Two images have been with me throughout the writing of this essay. Between them they seem to show the alternative paths for the intellectual. The one is of J. M. Keynes, the other of Leon Trotsky. Both were obviously men of attractive personality and great natural gifts. The one the intellectual guardian of the established order, providing new policies and theories of manipulation to keep our society in what he took to be economic trim, and making a personal fortune in the process. The other, outcast as a revolutionary from Russia both under the Tsar and under Stalin, providing throughout his life a defense of human activity, of the powers of conscious and rational human effort. I think of them at the end, Keynes with his peerage, Trotsky with an icepick in his skull.
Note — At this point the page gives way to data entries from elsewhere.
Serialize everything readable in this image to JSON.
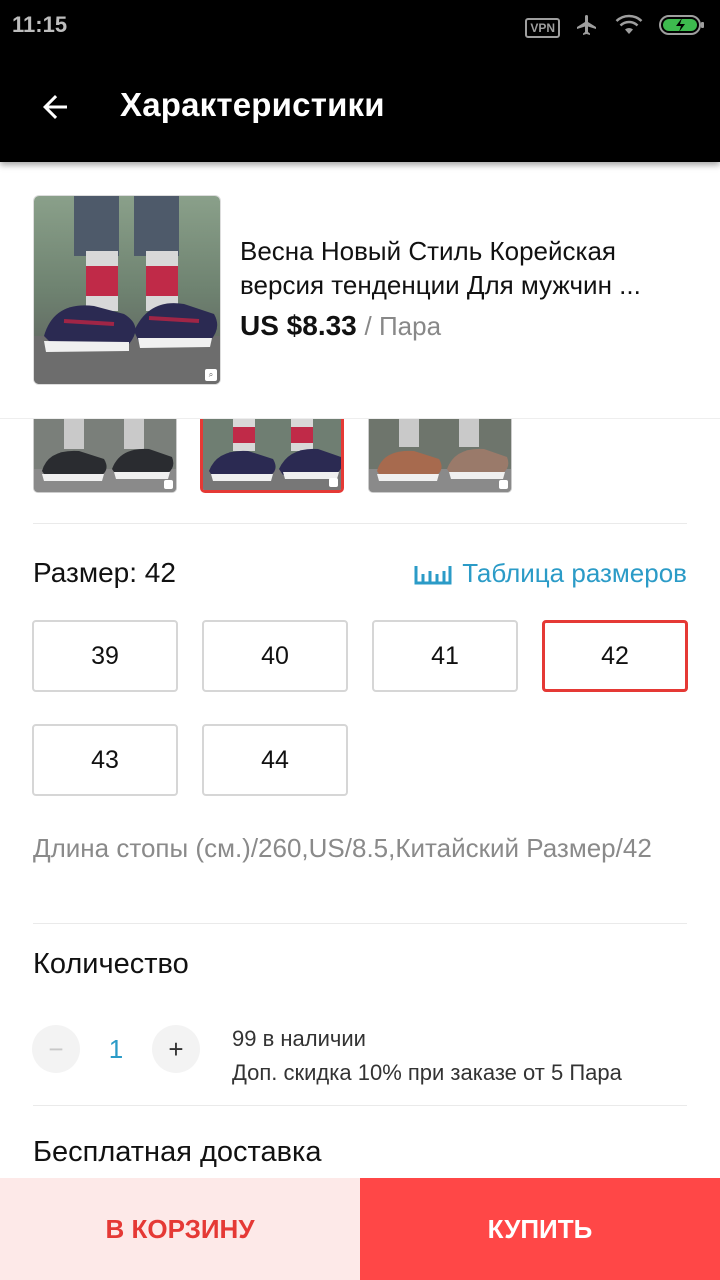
{
  "status_bar": {
    "time": "11:15",
    "vpn": "VPN",
    "icons": [
      "vpn-icon",
      "airplane-icon",
      "wifi-icon",
      "battery-charging-icon"
    ]
  },
  "app_bar": {
    "title": "Характеристики",
    "back_icon": "arrow-left-icon"
  },
  "product": {
    "title_line1": "Весна Новый Стиль Корейская",
    "title_line2": "версия тенденции Для мужчин ...",
    "price": "US $8.33",
    "price_unit": "/ Пара"
  },
  "variants": [
    {
      "color": "#2a2c30",
      "selected": false
    },
    {
      "color": "#2b2a52",
      "selected": true
    },
    {
      "color": "#a76a4e",
      "selected": false
    }
  ],
  "size": {
    "label": "Размер: 42",
    "chart_link": "Таблица размеров",
    "chart_icon": "ruler-icon",
    "options": [
      "39",
      "40",
      "41",
      "42",
      "43",
      "44"
    ],
    "selected": "42",
    "description": "Длина стопы (см.)/260,US/8.5,Китайский Размер/42"
  },
  "quantity": {
    "title": "Количество",
    "minus": "−",
    "value": "1",
    "plus": "+",
    "stock": "99 в наличии",
    "discount": "Доп. скидка 10% при заказе от 5 Пара"
  },
  "delivery": {
    "title": "Бесплатная доставка"
  },
  "actions": {
    "cart_label": "В КОРЗИНУ",
    "buy_label": "КУПИТЬ"
  },
  "colors": {
    "accent_red": "#e53935",
    "buy_red": "#ff4747",
    "link_blue": "#2b9bc7"
  }
}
They are the twin lives between which intellectual choice in our society lies.
—Alasdair MacIntyre, "Breaking the Chains of Reason," in Out of Apathy (1960)
Yet, precisely like a personage in classical tragedy, Trotsky did not act to arrest, to defeat, the dangers he foresaw. Clairvoyance and policy drew apart, as if doom, seen as a historical process, had its irresistible fascination. He stumbled on, majestic. One thinks of Eteocles going clear-sighted to the death gate in the Seven Against Thebes, refusing the plea of the chorus for evasion or liberty of action:
We are already past the care of gods.
For them our death is the
Why then delay, fawning upon
—George Steiner, "Trotsky and the Tragic Imagination" (1966)
Alasdair MacIntyre and George Steiner—the authors, respectively, of After Virtue and Antigones—have both evolved a good deal since they wrote those lines. But if either of them was again to need a figure to represent dissent and defiance, or the fusion of the man of ideas with the man of action, or the wandering internationalist, he might be drawn once more to the character of Trotsky. Of no other participant in the Bolshevik-Marxist battles of the twentieth century could this really be said to be the case. Lenin is stranded in time and place, as are Mao and Ho Chi Minh. Stalin is annexed to the general study of pathological dictatorship. Combative and brilliant intellectuals such as Rosa Luxemburg, Antonio Gramsci, and Nikolai Bukharin are for specialists, and were localized before they were defeated. Fidel Castro has at least made it into the twenty-first century, but at the price of becoming a bloated and theatrical caricature. Only Che Guevara retains a hint of charisma, and he made no contribution whatsoever to the battle of theories and ideas.